"These lumber vessels, which are usually loaded with shingles, masts, spars, and boards, have been long the floating mines of Maine. But as her forests disappear, which are the veins from whence she draws the ore, her sons will have to plough the earth instead of the ocean. Then, and not till then, will Maine take a high rank as an agricultural state. The majority of men who sail in these lumber vessels are both farmers and sailors; who cultivate their farms at one season, fell its timber and sail away with it in the shape of boards and shingles to a West India mart at another. Jonathan is the only man who knows how to carry on two trades at one time, and carry them on successfully.
"For their lumber, which they more frequently barter away than sell, they generally obtain a return cargo of molasses, which is converted by our sober and moral' fellow-countrymen into liquid gunpowder, in the. vats of those numerous distilleries, which, like guide-posts to the regions of death, line the sea-skirts of New England!"
He arrived at New Orleans in the midst of the gaiety and business of that thriving metropolis, and was soon initiated into all the mysteries of the place. In passing up the river to the city, the vessel swept round the curve denominated "The English Turn," and the writer, who was of course inquisitive, and is fond of giving derivations to names, found out the following etymology:
"Tradition saith, that some British vessels of war pursuing some American vessels up the river, on arriving at this place gave up the pursuit as useless, and turned back to the Balize.
"Another tradition saith that John Bull chasing some American ships up the river, thought, in his wisdom, when he arrived at this bend, that this was but another of the numerous outlets of the hydra-headed Mississippi, and supposing the Yankee ships were taking advantage of it to escape to the sea-he turned about and followed his way back again, determined as school-boys say, to 'head them!" "
Whether true or not, we are unable to say; it is, however, as probable as many given on other subjects by learned antiquarians.
The "Yankee" made also another discovery of a matter, about which we confess that we never heard any difficulty suggested. It would seem, however, from his remarks, that our eastern friends have been in the habit of regarding creole as synonymous with mulatto. If so, now especially is the time when the mistake should be rectified. One would have supposed the derivation of the word to be sufficient to show that its meaning had no connection with colour. He states in a
"Where there is one individual in New England correctly informed, there are one hundred who, like him, know no distinction between the terms creole and mulatto. 'Creole' is simply a synonym for 'native.' It has, however, only a local, whereas 'native' has a general application. To say, 'He is a creole of Lousiana,' is to say 'He is a native of Louisiana. Contrary to the general opinion at the north, it is seldom applied to coloured persons. Creole is sometimes, though not frequently, applied to Mississippians; but with the exception of the West India Islands, it is usually confined to Louisiana."
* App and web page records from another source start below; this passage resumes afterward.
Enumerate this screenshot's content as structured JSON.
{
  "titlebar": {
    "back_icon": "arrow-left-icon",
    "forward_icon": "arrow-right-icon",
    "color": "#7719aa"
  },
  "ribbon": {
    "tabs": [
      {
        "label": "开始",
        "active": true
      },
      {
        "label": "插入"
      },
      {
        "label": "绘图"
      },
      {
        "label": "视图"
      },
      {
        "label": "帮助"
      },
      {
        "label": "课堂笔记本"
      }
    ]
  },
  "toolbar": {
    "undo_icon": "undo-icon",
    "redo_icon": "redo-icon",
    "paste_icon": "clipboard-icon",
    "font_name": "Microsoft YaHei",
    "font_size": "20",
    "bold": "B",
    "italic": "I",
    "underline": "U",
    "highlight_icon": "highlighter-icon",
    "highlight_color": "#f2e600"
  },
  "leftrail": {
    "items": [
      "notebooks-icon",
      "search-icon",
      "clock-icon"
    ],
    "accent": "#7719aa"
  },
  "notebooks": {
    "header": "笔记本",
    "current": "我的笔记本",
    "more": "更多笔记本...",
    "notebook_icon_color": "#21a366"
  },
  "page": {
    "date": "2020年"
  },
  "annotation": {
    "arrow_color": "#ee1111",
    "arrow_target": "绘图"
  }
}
Immediately after his arrival, the author had his eastern sentiments shocked by what we can by no means consider as the peculiar sin of New Orleans, but as unfortunately pervading the whole of our country. We refer to duelling; which, though prevailing probably more at the south-west, is still, unhappily, to be charged upon all quarters of our land. On this occasion, he was accidentally present at a quarrel in the evening; a challenge passed between the parties-they met next morning, and one of the combatants was killed.
It will be recollected that endeavours were made by the well disposed portion of the society of New Orleans to put a stop to